╭─ Record excerpts
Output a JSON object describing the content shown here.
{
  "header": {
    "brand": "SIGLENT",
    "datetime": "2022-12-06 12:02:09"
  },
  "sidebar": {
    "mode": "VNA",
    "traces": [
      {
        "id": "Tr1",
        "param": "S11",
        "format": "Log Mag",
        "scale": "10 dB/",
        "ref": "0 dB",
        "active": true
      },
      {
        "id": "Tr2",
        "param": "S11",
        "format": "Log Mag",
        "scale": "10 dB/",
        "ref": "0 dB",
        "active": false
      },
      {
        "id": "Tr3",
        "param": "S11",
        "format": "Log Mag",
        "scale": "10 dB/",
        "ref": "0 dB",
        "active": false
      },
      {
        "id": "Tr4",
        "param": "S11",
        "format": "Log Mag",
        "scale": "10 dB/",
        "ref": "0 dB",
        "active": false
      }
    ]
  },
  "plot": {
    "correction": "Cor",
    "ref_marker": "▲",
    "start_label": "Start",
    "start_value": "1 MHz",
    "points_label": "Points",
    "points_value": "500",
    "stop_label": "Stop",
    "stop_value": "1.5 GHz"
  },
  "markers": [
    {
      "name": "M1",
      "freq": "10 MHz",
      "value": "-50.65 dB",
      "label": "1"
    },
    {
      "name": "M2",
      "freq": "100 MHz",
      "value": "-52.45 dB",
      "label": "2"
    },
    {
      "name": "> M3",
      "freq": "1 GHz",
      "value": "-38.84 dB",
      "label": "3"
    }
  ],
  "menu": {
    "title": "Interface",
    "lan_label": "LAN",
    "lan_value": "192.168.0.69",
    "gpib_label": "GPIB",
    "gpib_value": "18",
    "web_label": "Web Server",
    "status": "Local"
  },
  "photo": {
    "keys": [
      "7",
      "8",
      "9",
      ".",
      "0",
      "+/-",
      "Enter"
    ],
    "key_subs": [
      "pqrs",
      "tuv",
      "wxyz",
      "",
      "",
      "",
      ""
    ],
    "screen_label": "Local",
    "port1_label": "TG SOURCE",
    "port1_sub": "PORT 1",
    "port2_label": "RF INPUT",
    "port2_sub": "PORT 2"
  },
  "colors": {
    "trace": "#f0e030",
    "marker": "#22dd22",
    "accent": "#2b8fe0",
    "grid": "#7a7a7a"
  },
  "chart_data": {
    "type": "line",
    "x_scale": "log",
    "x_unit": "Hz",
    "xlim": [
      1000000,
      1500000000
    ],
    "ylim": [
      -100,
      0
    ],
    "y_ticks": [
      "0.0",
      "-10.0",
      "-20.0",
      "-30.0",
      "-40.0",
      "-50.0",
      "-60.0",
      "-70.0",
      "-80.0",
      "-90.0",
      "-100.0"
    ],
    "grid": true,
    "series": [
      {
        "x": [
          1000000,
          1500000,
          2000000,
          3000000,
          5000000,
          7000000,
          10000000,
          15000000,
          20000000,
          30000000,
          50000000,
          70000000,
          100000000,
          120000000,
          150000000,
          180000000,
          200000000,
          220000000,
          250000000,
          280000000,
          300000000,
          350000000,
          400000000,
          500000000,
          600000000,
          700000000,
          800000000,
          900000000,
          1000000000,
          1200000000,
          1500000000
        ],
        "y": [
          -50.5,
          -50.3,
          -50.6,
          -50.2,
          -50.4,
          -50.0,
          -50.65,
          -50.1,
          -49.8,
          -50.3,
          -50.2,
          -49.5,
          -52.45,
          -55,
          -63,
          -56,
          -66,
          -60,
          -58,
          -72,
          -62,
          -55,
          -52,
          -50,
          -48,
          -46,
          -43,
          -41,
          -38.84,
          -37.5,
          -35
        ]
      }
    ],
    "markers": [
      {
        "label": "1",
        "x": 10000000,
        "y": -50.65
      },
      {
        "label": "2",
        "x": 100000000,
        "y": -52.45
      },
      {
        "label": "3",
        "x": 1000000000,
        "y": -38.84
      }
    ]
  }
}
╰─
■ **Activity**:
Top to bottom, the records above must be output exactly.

■ **Task result**:
Output a JSON object describing the content shown here.
{
  "header": {
    "brand": "SIGLENT",
    "datetime": "2022-12-06 12:02:09"
  },
  "sidebar": {
    "mode": "VNA",
    "traces": [
      {
        "id": "Tr1",
        "param": "S11",
        "format": "Log Mag",
        "scale": "10 dB/",
        "ref": "0 dB",
        "active": true
      },
      {
        "id": "Tr2",
        "param": "S11",
        "format": "Log Mag",
        "scale": "10 dB/",
        "ref": "0 dB",
        "active": false
      },
      {
        "id": "Tr3",
        "param": "S11",
        "format": "Log Mag",
        "scale": "10 dB/",
        "ref": "0 dB",
        "active": false
      },
      {
        "id": "Tr4",
        "param": "S11",
        "format": "Log Mag",
        "scale": "10 dB/",
        "ref": "0 dB",
        "active": false
      }
    ]
  },
  "plot": {
    "correction": "Cor",
    "ref_marker": "▲",
    "start_label": "Start",
    "start_value": "1 MHz",
    "points_label": "Points",
    "points_value": "500",
    "stop_label": "Stop",
    "stop_value": "1.5 GHz"
  },
  "markers": [
    {
      "name": "M1",
      "freq": "10 MHz",
      "value": "-50.65 dB",
      "label": "1"
    },
    {
      "name": "M2",
      "freq": "100 MHz",
      "value": "-52.45 dB",
      "label": "2"
    },
    {
      "name": "> M3",
      "freq": "1 GHz",
      "value": "-38.84 dB",
      "label": "3"
    }
  ],
  "menu": {
    "title": "Interface",
    "lan_label": "LAN",
    "lan_value": "192.168.0.69",
    "gpib_label": "GPIB",
    "gpib_value": "18",
    "web_label": "Web Server",
    "status": "Local"
  },
  "photo": {
    "keys": [
      "7",
      "8",
      "9",
      ".",
      "0",
      "+/-",
      "Enter"
    ],
    "key_subs": [
      "pqrs",
      "tuv",
      "wxyz",
      "",
      "",
      "",
      ""
    ],
    "screen_label": "Local",
    "port1_label": "TG SOURCE",
    "port1_sub": "PORT 1",
    "port2_label": "RF INPUT",
    "port2_sub": "PORT 2"
  },
  "colors": {
    "trace": "#f0e030",
    "marker": "#22dd22",
    "accent": "#2b8fe0",
    "grid": "#7a7a7a"
  },
  "chart_data": {
    "type": "line",
    "x_scale": "log",
    "x_unit": "Hz",
    "xlim": [
      1000000,
      1500000000
    ],
    "ylim": [
      -100,
      0
    ],
    "y_ticks": [
      "0.0",
      "-10.0",
      "-20.0",
      "-30.0",
      "-40.0",
      "-50.0",
      "-60.0",
      "-70.0",
      "-80.0",
      "-90.0",
      "-100.0"
    ],
    "grid": true,
    "series": [
      {
        "x": [
          1000000,
          1500000,
          2000000,
          3000000,
          5000000,
          7000000,
          10000000,
          15000000,
          20000000,
          30000000,
          50000000,
          70000000,
          100000000,
          120000000,
          150000000,
          180000000,
          200000000,
          220000000,
          250000000,
          280000000,
          300000000,
          350000000,
          400000000,
          500000000,
          600000000,
          700000000,
          800000000,
          900000000,
          1000000000,
          1200000000,
          1500000000
        ],
        "y": [
          -50.5,
          -50.3,
          -50.6,
          -50.2,
          -50.4,
          -50.0,
          -50.65,
          -50.1,
          -49.8,
          -50.3,
          -50.2,
          -49.5,
          -52.45,
          -55,
          -63,
          -56,
          -66,
          -60,
          -58,
          -72,
          -62,
          -55,
          -52,
          -50,
          -48,
          -46,
          -43,
          -41,
          -38.84,
          -37.5,
          -35
        ]
      }
    ],
    "markers": [
      {
        "label": "1",
        "x": 10000000,
        "y": -50.65
      },
      {
        "label": "2",
        "x": 100000000,
        "y": -52.45
      },
      {
        "label": "3",
        "x": 1000000000,
        "y": -38.84
      }
    ]
  }
}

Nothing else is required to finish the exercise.